EXERCISE:
Exactly as given, reproduce the records in full.

DATA SUPPLIED:
________________________________________

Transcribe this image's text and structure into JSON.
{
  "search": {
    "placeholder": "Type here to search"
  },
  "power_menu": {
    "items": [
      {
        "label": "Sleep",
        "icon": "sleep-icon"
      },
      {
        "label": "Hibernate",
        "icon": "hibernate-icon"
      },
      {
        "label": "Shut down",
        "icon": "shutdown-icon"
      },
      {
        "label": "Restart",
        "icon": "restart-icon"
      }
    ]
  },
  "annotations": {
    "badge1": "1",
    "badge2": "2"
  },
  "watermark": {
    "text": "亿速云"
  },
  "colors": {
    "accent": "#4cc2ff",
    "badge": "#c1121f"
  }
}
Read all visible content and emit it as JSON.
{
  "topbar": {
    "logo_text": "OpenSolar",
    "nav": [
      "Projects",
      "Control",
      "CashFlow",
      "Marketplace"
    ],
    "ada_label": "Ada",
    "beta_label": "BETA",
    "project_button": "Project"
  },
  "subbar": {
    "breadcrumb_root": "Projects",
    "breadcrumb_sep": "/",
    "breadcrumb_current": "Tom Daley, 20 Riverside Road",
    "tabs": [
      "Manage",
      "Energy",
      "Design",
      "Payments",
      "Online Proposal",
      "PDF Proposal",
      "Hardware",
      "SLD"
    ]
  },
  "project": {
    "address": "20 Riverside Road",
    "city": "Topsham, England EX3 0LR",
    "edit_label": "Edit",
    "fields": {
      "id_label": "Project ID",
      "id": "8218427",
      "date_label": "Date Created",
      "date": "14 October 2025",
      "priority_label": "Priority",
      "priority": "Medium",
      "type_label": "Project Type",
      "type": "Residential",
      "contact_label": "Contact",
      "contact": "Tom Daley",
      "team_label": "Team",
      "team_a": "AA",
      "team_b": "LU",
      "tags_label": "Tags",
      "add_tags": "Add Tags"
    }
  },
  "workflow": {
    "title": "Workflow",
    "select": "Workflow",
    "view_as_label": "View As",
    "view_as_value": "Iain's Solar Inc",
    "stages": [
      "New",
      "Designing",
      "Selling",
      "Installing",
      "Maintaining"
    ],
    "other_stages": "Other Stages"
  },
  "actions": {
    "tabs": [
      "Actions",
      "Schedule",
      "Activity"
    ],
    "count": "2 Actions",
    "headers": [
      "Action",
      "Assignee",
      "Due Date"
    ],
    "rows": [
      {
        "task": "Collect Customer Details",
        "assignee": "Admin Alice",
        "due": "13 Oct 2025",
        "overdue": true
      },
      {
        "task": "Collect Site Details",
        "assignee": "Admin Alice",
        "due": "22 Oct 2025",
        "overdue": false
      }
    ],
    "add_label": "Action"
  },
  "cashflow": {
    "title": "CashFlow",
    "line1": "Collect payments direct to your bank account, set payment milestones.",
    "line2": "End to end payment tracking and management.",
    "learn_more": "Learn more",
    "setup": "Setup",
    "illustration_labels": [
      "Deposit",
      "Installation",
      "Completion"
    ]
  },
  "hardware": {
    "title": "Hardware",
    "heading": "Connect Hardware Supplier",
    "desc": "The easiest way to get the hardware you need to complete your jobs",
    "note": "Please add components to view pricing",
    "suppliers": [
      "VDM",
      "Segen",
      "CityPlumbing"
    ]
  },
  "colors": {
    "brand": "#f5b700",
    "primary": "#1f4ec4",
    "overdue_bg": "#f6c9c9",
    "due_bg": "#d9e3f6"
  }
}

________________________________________

YOUR RESPONSE:
Transcribe this image's text and structure into JSON.
{
  "search": {
    "placeholder": "Type here to search"
  },
  "power_menu": {
    "items": [
      {
        "label": "Sleep",
        "icon": "sleep-icon"
      },
      {
        "label": "Hibernate",
        "icon": "hibernate-icon"
      },
      {
        "label": "Shut down",
        "icon": "shutdown-icon"
      },
      {
        "label": "Restart",
        "icon": "restart-icon"
      }
    ]
  },
  "annotations": {
    "badge1": "1",
    "badge2": "2"
  },
  "watermark": {
    "text": "亿速云"
  },
  "colors": {
    "accent": "#4cc2ff",
    "badge": "#c1121f"
  }
}
Read all visible content and emit it as JSON.
{
  "topbar": {
    "logo_text": "OpenSolar",
    "nav": [
      "Projects",
      "Control",
      "CashFlow",
      "Marketplace"
    ],
    "ada_label": "Ada",
    "beta_label": "BETA",
    "project_button": "Project"
  },
  "subbar": {
    "breadcrumb_root": "Projects",
    "breadcrumb_sep": "/",
    "breadcrumb_current": "Tom Daley, 20 Riverside Road",
    "tabs": [
      "Manage",
      "Energy",
      "Design",
      "Payments",
      "Online Proposal",
      "PDF Proposal",
      "Hardware",
      "SLD"
    ]
  },
  "project": {
    "address": "20 Riverside Road",
    "city": "Topsham, England EX3 0LR",
    "edit_label": "Edit",
    "fields": {
      "id_label": "Project ID",
      "id": "8218427",
      "date_label": "Date Created",
      "date": "14 October 2025",
      "priority_label": "Priority",
      "priority": "Medium",
      "type_label": "Project Type",
      "type": "Residential",
      "contact_label": "Contact",
      "contact": "Tom Daley",
      "team_label": "Team",
      "team_a": "AA",
      "team_b": "LU",
      "tags_label": "Tags",
      "add_tags": "Add Tags"
    }
  },
  "workflow": {
    "title": "Workflow",
    "select": "Workflow",
    "view_as_label": "View As",
    "view_as_value": "Iain's Solar Inc",
    "stages": [
      "New",
      "Designing",
      "Selling",
      "Installing",
      "Maintaining"
    ],
    "other_stages": "Other Stages"
  },
  "actions": {
    "tabs": [
      "Actions",
      "Schedule",
      "Activity"
    ],
    "count": "2 Actions",
    "headers": [
      "Action",
      "Assignee",
      "Due Date"
    ],
    "rows": [
      {
        "task": "Collect Customer Details",
        "assignee": "Admin Alice",
        "due": "13 Oct 2025",
        "overdue": true
      },
      {
        "task": "Collect Site Details",
        "assignee": "Admin Alice",
        "due": "22 Oct 2025",
        "overdue": false
      }
    ],
    "add_label": "Action"
  },
  "cashflow": {
    "title": "CashFlow",
    "line1": "Collect payments direct to your bank account, set payment milestones.",
    "line2": "End to end payment tracking and management.",
    "learn_more": "Learn more",
    "setup": "Setup",
    "illustration_labels": [
      "Deposit",
      "Installation",
      "Completion"
    ]
  },
  "hardware": {
    "title": "Hardware",
    "heading": "Connect Hardware Supplier",
    "desc": "The easiest way to get the hardware you need to complete your jobs",
    "note": "Please add components to view pricing",
    "suppliers": [
      "VDM",
      "Segen",
      "CityPlumbing"
    ]
  },
  "colors": {
    "brand": "#f5b700",
    "primary": "#1f4ec4",
    "overdue_bg": "#f6c9c9",
    "due_bg": "#d9e3f6"
  }
}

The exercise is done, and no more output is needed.